TASK GOAL =>
Restate the records below word for word, leaving nothing out.
(RECORDS TO USE Opens)
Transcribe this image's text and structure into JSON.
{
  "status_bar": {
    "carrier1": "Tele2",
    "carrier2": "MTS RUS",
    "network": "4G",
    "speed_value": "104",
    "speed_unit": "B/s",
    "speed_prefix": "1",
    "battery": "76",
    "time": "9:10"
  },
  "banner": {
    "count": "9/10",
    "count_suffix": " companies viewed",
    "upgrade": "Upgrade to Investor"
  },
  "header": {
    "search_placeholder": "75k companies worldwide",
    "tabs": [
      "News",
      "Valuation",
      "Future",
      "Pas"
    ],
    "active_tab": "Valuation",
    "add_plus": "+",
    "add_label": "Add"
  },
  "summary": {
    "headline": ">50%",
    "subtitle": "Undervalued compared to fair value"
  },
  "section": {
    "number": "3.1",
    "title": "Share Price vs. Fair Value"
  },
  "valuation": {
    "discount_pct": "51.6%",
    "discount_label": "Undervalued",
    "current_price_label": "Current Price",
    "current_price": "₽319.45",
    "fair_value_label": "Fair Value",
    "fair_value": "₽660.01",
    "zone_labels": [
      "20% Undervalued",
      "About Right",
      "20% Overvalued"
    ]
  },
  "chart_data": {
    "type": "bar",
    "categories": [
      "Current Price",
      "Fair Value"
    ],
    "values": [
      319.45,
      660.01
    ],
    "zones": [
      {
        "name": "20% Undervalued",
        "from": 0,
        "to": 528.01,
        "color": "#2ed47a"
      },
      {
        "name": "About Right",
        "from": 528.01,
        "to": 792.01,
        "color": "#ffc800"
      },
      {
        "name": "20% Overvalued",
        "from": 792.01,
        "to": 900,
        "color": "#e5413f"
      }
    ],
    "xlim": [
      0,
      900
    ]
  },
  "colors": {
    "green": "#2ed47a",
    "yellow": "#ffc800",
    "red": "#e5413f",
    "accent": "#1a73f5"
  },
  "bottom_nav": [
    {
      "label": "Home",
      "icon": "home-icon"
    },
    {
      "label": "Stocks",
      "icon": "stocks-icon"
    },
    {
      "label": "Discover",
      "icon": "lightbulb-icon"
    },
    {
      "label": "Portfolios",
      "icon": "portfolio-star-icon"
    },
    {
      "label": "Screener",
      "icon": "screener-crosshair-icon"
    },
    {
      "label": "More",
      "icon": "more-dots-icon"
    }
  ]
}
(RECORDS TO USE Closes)
EXERCISE RESULT =>
Transcribe this image's text and structure into JSON.
{
  "status_bar": {
    "carrier1": "Tele2",
    "carrier2": "MTS RUS",
    "network": "4G",
    "speed_value": "104",
    "speed_unit": "B/s",
    "speed_prefix": "1",
    "battery": "76",
    "time": "9:10"
  },
  "banner": {
    "count": "9/10",
    "count_suffix": " companies viewed",
    "upgrade": "Upgrade to Investor"
  },
  "header": {
    "search_placeholder": "75k companies worldwide",
    "tabs": [
      "News",
      "Valuation",
      "Future",
      "Pas"
    ],
    "active_tab": "Valuation",
    "add_plus": "+",
    "add_label": "Add"
  },
  "summary": {
    "headline": ">50%",
    "subtitle": "Undervalued compared to fair value"
  },
  "section": {
    "number": "3.1",
    "title": "Share Price vs. Fair Value"
  },
  "valuation": {
    "discount_pct": "51.6%",
    "discount_label": "Undervalued",
    "current_price_label": "Current Price",
    "current_price": "₽319.45",
    "fair_value_label": "Fair Value",
    "fair_value": "₽660.01",
    "zone_labels": [
      "20% Undervalued",
      "About Right",
      "20% Overvalued"
    ]
  },
  "chart_data": {
    "type": "bar",
    "categories": [
      "Current Price",
      "Fair Value"
    ],
    "values": [
      319.45,
      660.01
    ],
    "zones": [
      {
        "name": "20% Undervalued",
        "from": 0,
        "to": 528.01,
        "color": "#2ed47a"
      },
      {
        "name": "About Right",
        "from": 528.01,
        "to": 792.01,
        "color": "#ffc800"
      },
      {
        "name": "20% Overvalued",
        "from": 792.01,
        "to": 900,
        "color": "#e5413f"
      }
    ],
    "xlim": [
      0,
      900
    ]
  },
  "colors": {
    "green": "#2ed47a",
    "yellow": "#ffc800",
    "red": "#e5413f",
    "accent": "#1a73f5"
  },
  "bottom_nav": [
    {
      "label": "Home",
      "icon": "home-icon"
    },
    {
      "label": "Stocks",
      "icon": "stocks-icon"
    },
    {
      "label": "Discover",
      "icon": "lightbulb-icon"
    },
    {
      "label": "Portfolios",
      "icon": "portfolio-star-icon"
    },
    {
      "label": "Screener",
      "icon": "screener-crosshair-icon"
    },
    {
      "label": "More",
      "icon": "more-dots-icon"
    }
  ]
}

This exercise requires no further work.